We’re interviewing people to get their real-life, crazy-but-true stories. Here’s Kris Evins, interviewed by Christina Atkins.
Was there a moment or experience that really sparked your decision to write down your life story?
During the mid-90’s, my friend and I had a local music ‘zine where we traveled around CA interviewing alt-rock/punk band members. Each trip was an adventure, the interviews were just the cherry on top. Everyone we know has always said we should write a book about it. I’ve been wanting to write it literally since we stopped printing…I’ve started it at least five different times. I was on a roll last Nov. during Nano, but then the election happened. My kids read what I had written up to that point, and I couldn’t help eavesdropping when Emily was reading it out loud to Nick. Their laughter was inspiring, and Em keeps asking when I’ll write more.
How do you like to write?
Currently, usually in the evening or at night, on my laptop, in bed, with really bad posture. Sometimes I sit on my back porch on a nice evening but I don’t have a very good set up for that so it doesn’t last long. Also my kids tend to interrupt me more when I’m out there for some reason?
As you’re working on your story, are any things coming back that you’d nearly forgotten about?
Oh yeah, ALL the time. Some things I had completely forgotten about until I was reminiscing with my friend. Others came to mind when I was putting together the outline.
What are you learning from working on your life story?
Even though I wasn’t actively writing at the time, I did a lot of introspection over this past Winter. I was diagnosed bi-polar in 2008, but never really thought about manic/depressive episodes before the birth of my kids in 2004 (postpartum really seemed to kick it into gear). I had an epiphany, as I tracked periods of my life back, that during the time we had the ‘zine, I was having one long manic episode. It was a little disheartening, because I have always looked back on those memories as the happiest time of my life, despite how irresponsible I was being (ruined my credit by maxing out three credit cards funding these trips, put 100,000 miles on my car in one year). But, that explains the creativity, how I could drive to LA from NorCal and back on little to no sleep, why I was financially careless, and probably my bravery in approaching famous people.
Who are you writing it for?
Originally, for myself…that whole “hey, I was cool once” thing I wanted to preserve. Also for the people who thought it would make a good story. Then, for my kids. But now that it all took place 20 years ago, I feel like it will also be nostalgic for my generation, and maybe some Millennials. After my kids’ reactions, it might provide comedic entertainment for their generation as well.

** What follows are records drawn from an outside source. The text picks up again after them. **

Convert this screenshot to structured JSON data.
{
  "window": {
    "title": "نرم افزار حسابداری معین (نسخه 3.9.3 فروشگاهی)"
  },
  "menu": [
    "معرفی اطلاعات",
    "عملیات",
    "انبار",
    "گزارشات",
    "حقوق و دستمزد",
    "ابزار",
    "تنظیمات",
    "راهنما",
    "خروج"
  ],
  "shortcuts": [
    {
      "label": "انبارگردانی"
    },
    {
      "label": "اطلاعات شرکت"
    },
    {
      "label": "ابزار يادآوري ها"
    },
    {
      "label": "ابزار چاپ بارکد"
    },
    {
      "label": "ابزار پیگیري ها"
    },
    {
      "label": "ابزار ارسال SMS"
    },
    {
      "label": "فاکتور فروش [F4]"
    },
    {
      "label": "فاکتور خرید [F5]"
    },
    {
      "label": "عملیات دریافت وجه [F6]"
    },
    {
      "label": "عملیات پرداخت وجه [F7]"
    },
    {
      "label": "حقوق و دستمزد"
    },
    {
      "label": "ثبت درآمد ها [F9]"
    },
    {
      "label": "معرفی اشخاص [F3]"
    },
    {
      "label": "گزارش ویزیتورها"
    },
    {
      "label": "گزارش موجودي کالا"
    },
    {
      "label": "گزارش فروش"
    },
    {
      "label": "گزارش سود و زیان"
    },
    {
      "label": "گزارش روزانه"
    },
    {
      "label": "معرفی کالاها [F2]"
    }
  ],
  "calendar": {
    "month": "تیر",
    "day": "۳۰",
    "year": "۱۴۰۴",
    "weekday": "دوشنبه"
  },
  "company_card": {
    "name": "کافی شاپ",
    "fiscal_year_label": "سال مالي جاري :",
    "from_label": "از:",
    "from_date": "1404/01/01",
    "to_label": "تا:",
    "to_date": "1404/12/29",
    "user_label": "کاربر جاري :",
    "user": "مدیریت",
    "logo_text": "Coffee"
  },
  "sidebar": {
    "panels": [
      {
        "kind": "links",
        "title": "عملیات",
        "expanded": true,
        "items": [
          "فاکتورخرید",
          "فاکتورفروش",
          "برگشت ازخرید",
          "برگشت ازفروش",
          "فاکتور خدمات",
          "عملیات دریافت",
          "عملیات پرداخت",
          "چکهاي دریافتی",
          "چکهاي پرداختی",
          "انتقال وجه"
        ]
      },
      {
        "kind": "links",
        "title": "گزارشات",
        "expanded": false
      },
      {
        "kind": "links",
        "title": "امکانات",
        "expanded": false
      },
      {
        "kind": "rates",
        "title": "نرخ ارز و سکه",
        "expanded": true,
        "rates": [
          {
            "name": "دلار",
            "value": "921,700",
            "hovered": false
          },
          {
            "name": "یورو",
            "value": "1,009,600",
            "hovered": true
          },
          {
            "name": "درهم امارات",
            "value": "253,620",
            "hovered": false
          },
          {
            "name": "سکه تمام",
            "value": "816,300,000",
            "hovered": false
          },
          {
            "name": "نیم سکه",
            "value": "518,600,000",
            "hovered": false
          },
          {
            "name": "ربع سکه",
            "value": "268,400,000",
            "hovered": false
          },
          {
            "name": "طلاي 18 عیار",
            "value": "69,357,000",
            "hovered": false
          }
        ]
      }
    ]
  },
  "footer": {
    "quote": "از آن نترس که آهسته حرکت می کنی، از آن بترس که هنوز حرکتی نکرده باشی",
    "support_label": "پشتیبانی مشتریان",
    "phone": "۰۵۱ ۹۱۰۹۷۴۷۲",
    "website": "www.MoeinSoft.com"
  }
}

The Music Mondays, for sure. So, the story behind the creation of the ‘zine is somewhat problematic, and, in hindsight, kind of uncool…but there was never any ill-intent involved.
The reason we created it was to give us a “valid” excuse (in our 19 year old minds) to talk to Dave Navarro. There was an article in Spin magazine that gave out a little too much detail about where Dave lived in Hollywood, and we were like, “bet we can find it!” And since we didn’t want to travel 8 hours just to knock on his door and say hi, we threw together a fake ‘zine with a fake interview, designed him a “Guitarist of the Month” award that “our readers” had voted for, and came up with ten off-the-wall questions that “our readers” sent in.
This was before Google existed, so not only was it ambitious on our part, but pretty impressive we actually found his place based on a few landmarks. He was actually really, really cool about it…(despite the fact that we were literal stalkers) and we kept in touch for several years after.
After we had successfully fake-interviewed Dave Navarro, we HAD to brag/share…and this was pre-social-media, so we printed up a new issue, and left copies at local record stores, pizza/sandwich shops, cafes, etc. We used our friend’s PO Box (so we’d look “legit”) and one day he said we had some mail…someone had actually read our lame ‘zine, and actually enjoyed it!
After that, instead of stalking people at their homes, we’d catch them outside of venues they were playing (still technically stalking…) give them an award, ask ten weird questions, take a pic, and if we were lucky, see their show for free!